A quick video of some of the lovely gravel section. Quite dusty, but an absolute joy to ride on the Ural. The whole road to ourselves, we glided along the loose marbles with the impunity of a T-72 tank. Gravel spraying and tinkling off the thick soviet steel.
I like twisty roads as much as the next motorcyclist, ut after 10 miles of sharp curves like this it was getting re-freaking-diculous. Sharp 1st or 2nd gear bends that end in another bend. Slow speed maneuvering on the Ural requires a lot of handlebar force, and after an hour of it you feel like you’ve been rowing a boat all day.
On and on it went. I was really hoping to find a fucking straight bit so I could shake out my now numbing arms. Turns out lifting 24 oz beers after hockey games isn’t a really good arm workout. Who knew?
Endless turns or not, its some really beautiful country though. I’m continually surprised by the amount of color in these forests this far south, in July.
We hit a really bumpy, rocky section in there too. It looked like the crushed leftovers of a massive rock slide or washout at some point. Still, it was nowhere near as violent as the first one we encountered outside Chama, and it was downhill. When ‘ol gravity is working to your advantage, things are usually a little easier on aging motors, dogs and humans.
We take a break in a lay-by off the road after the really rocky stuff, and over 30 miles of endless curving roads. There is a subtle undercurrent of feeling amongst us all that the trip is coming to an end. The urgency to push on and make miles is gone, replaced instead by the desire to soak up the last few days as much as possible.
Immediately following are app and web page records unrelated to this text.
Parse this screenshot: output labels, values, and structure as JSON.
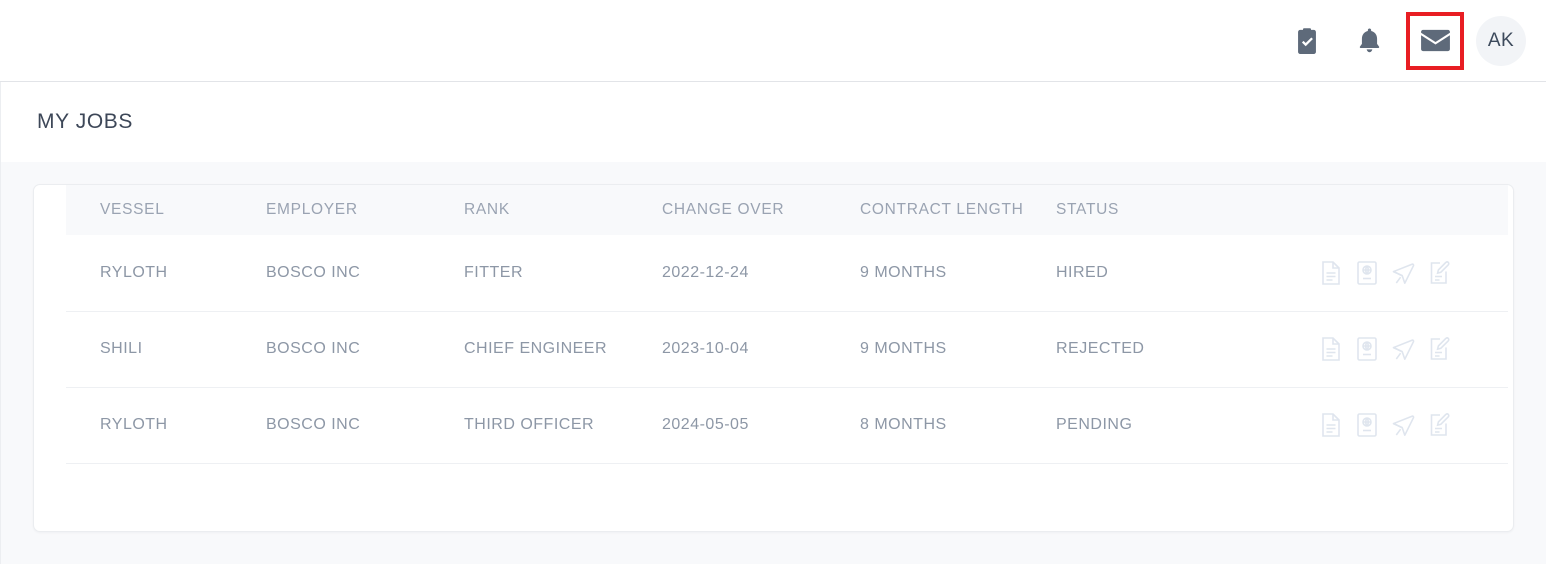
{
  "topbar": {
    "icons": [
      {
        "name": "clipboard-check-icon",
        "label": "Tasks"
      },
      {
        "name": "bell-icon",
        "label": "Notifications"
      },
      {
        "name": "mail-icon",
        "label": "Messages"
      }
    ],
    "mail_highlighted": true,
    "highlight_color": "#e81d23",
    "avatar_initials": "AK"
  },
  "page": {
    "title": "MY JOBS"
  },
  "table": {
    "columns": [
      "VESSEL",
      "EMPLOYER",
      "RANK",
      "CHANGE OVER",
      "CONTRACT LENGTH",
      "STATUS"
    ],
    "row_action_icons": [
      "document-icon",
      "passport-icon",
      "airplane-icon",
      "document-edit-icon"
    ],
    "rows": [
      {
        "vessel": "RYLOTH",
        "employer": "BOSCO INC",
        "rank": "FITTER",
        "change_over": "2022-12-24",
        "contract_length": "9 MONTHS",
        "status": "HIRED"
      },
      {
        "vessel": "SHILI",
        "employer": "BOSCO INC",
        "rank": "CHIEF ENGINEER",
        "change_over": "2023-10-04",
        "contract_length": "9 MONTHS",
        "status": "REJECTED"
      },
      {
        "vessel": "RYLOTH",
        "employer": "BOSCO INC",
        "rank": "THIRD OFFICER",
        "change_over": "2024-05-05",
        "contract_length": "8 MONTHS",
        "status": "PENDING"
      }
    ]
  }
}
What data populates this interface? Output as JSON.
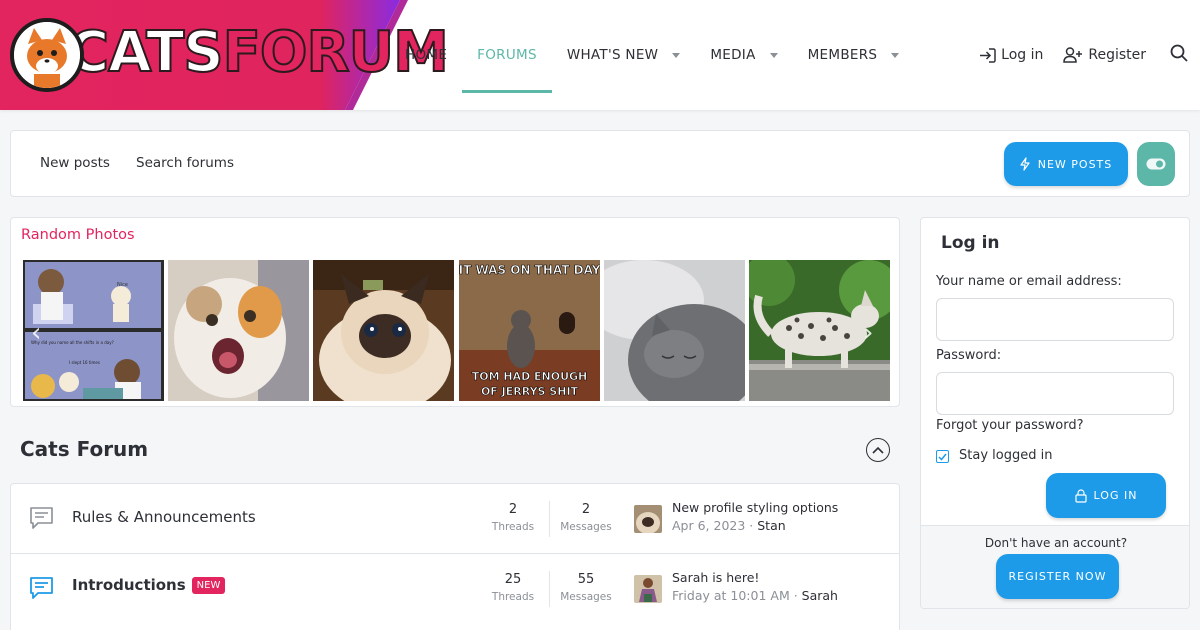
{
  "brand": {
    "logo_word_1": "CATS",
    "logo_word_2": "FORUM",
    "primary_color": "#e2245f",
    "accent_color": "#5cb7a8",
    "button_color": "#1e9be8"
  },
  "nav": {
    "items": [
      {
        "label": "HOME"
      },
      {
        "label": "FORUMS",
        "active": true
      },
      {
        "label": "WHAT'S NEW",
        "has_menu": true
      },
      {
        "label": "MEDIA",
        "has_menu": true
      },
      {
        "label": "MEMBERS",
        "has_menu": true
      }
    ],
    "login_label": "Log in",
    "register_label": "Register"
  },
  "subnav": {
    "new_posts_link": "New posts",
    "search_link": "Search forums",
    "new_posts_button": "NEW POSTS"
  },
  "photos": {
    "title": "Random Photos",
    "items": [
      {
        "caption_top": "Nice",
        "caption_mid": "Why did you name all the shifts in a day?",
        "caption_bot": "I slept 16 times"
      },
      {
        "caption_top": ""
      },
      {
        "caption_top": ""
      },
      {
        "caption_top": "IT WAS ON THAT DAY",
        "caption_bot_1": "TOM HAD ENOUGH",
        "caption_bot_2": "OF JERRYS SHIT"
      },
      {
        "caption_top": ""
      },
      {
        "caption_top": ""
      }
    ]
  },
  "section": {
    "title": "Cats Forum",
    "forums": [
      {
        "name": "Rules & Announcements",
        "threads": "2",
        "threads_label": "Threads",
        "messages": "2",
        "messages_label": "Messages",
        "last_title": "New profile styling options",
        "last_date": "Apr 6, 2023",
        "last_user": "Stan",
        "is_new": false
      },
      {
        "name": "Introductions",
        "badge": "NEW",
        "threads": "25",
        "threads_label": "Threads",
        "messages": "55",
        "messages_label": "Messages",
        "last_title": "Sarah is here!",
        "last_date": "Friday at 10:01 AM",
        "last_user": "Sarah",
        "is_new": true
      }
    ]
  },
  "login": {
    "title": "Log in",
    "name_label": "Your name or email address:",
    "name_value": "",
    "password_label": "Password:",
    "password_value": "",
    "forgot": "Forgot your password?",
    "stay_logged_in": "Stay logged in",
    "stay_checked": true,
    "login_button": "LOG IN",
    "no_account": "Don't have an account?",
    "register_button": "REGISTER NOW"
  }
}
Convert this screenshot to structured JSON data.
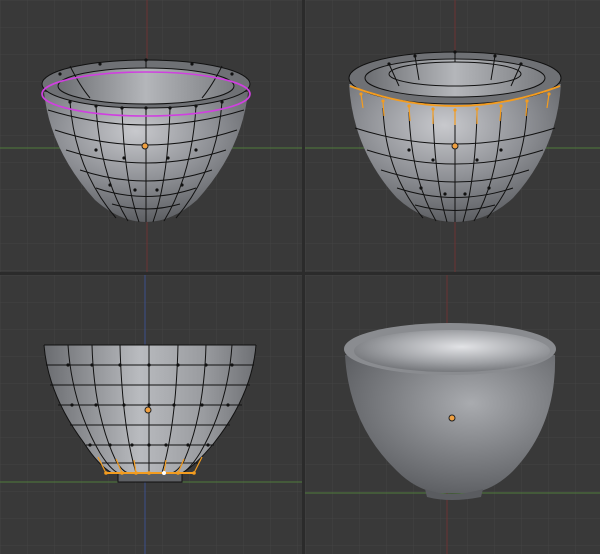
{
  "app": {
    "name": "3d-editor-quad-view"
  },
  "colors": {
    "viewport_bg": "#393939",
    "grid_line": "#414141",
    "axis_x": "#4f7a3c",
    "axis_y": "#7a3c3c",
    "axis_z": "#3c4f8a",
    "mesh_fill": "#8f9196",
    "mesh_wire": "#111111",
    "edge_loop_selected": "#d040e0",
    "edge_selected_orange": "#f39c1f",
    "origin_dot": "#f0a040"
  },
  "viewports": [
    {
      "id": "top-left",
      "mode": "edit",
      "selection": "edge-loop-magenta"
    },
    {
      "id": "top-right",
      "mode": "edit",
      "selection": "rim-edges-orange"
    },
    {
      "id": "bottom-left",
      "mode": "edit",
      "selection": "bottom-edges-orange"
    },
    {
      "id": "bottom-right",
      "mode": "object",
      "selection": "none"
    }
  ]
}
I dunk my head into a nearby creek to wash the dust off my face, the cold water refreshing on my sun-baked face.
More pictures of baby cows for Kait. This one isn’t such a baby, and is developing nicely into a fine array of cheeses, steaks and burgers.
The road abruptly changes into something more akin to a paved road, and the signs point to a larger volume of traffic. In the background a stripped mountainside lets us know we’ve reached the outskirts of Silver City.
The gods build mountains, and hide small treasures into them. Man spends lifetimes trying to find these small treasures and in the process relocates the mountain. Oddly colored striations of minerals in the “processed” mountain are stacked on the relocated mountain. It looks… strange.
We had hoped to find somewhere to camp outside Silver City, but nothing looked really appealing (or accessible). We ducked back into the Gila N.F through another access road. We rode right through the middle of Fort Baynard.
It’s a most peculiar place. Some of the larger buildings are still in use, while the majority of the officer quarters, and troop housing slowly decays. Since most places were simply left as they stood, many areas reminded me of Chernobyl footage I’d seen after the event. I’m not a superstitious man, but I did find the whole area a bit unsettling.
Past Fort Baynard, we found an area where it was clear that the “outdoorsy” folks of Silver City come to camp. The natural undergrowth in the forest was gone; Too many boots and tires through this area for anything to grow. Surprisingly for a Friday, there was nobody among us.
Looking from a distance, I thought we had some neighbors, until Zina went over to check it out. Just some ripped up tent and cover left in the woods. The tent looked in good shape, save for some rips and tears. Almost like someone got mad at it, and had a go with a machete. Weird.
We cooked the last of our backup meals over our stoves, and sat around talking. Our last night’s camp together on the trip. I settled into a bit of a melancholy as the evening drew closer. I felt like asking “Why stop now? Lets just ride through Mexico to Baja!”. I’ve really gotten to know Wayne and Zina over this trip, and we travel quite well together as a group. Between Wayne’s questions and bad-but-gut-busting hilarious jokes, and Zina’s comedic deadpan one-liners there had been a lot of good times on this trip.
When we all retreated to our tents, I gently shook my fist at the sky before falling asleep. Why do we all need jobs? When did living like a gypsy become so unpopular, and why? More questions to meditate on our way to the border tomorrow.
Days Mileage: 208 miles
Total Mileage: 3,512 miles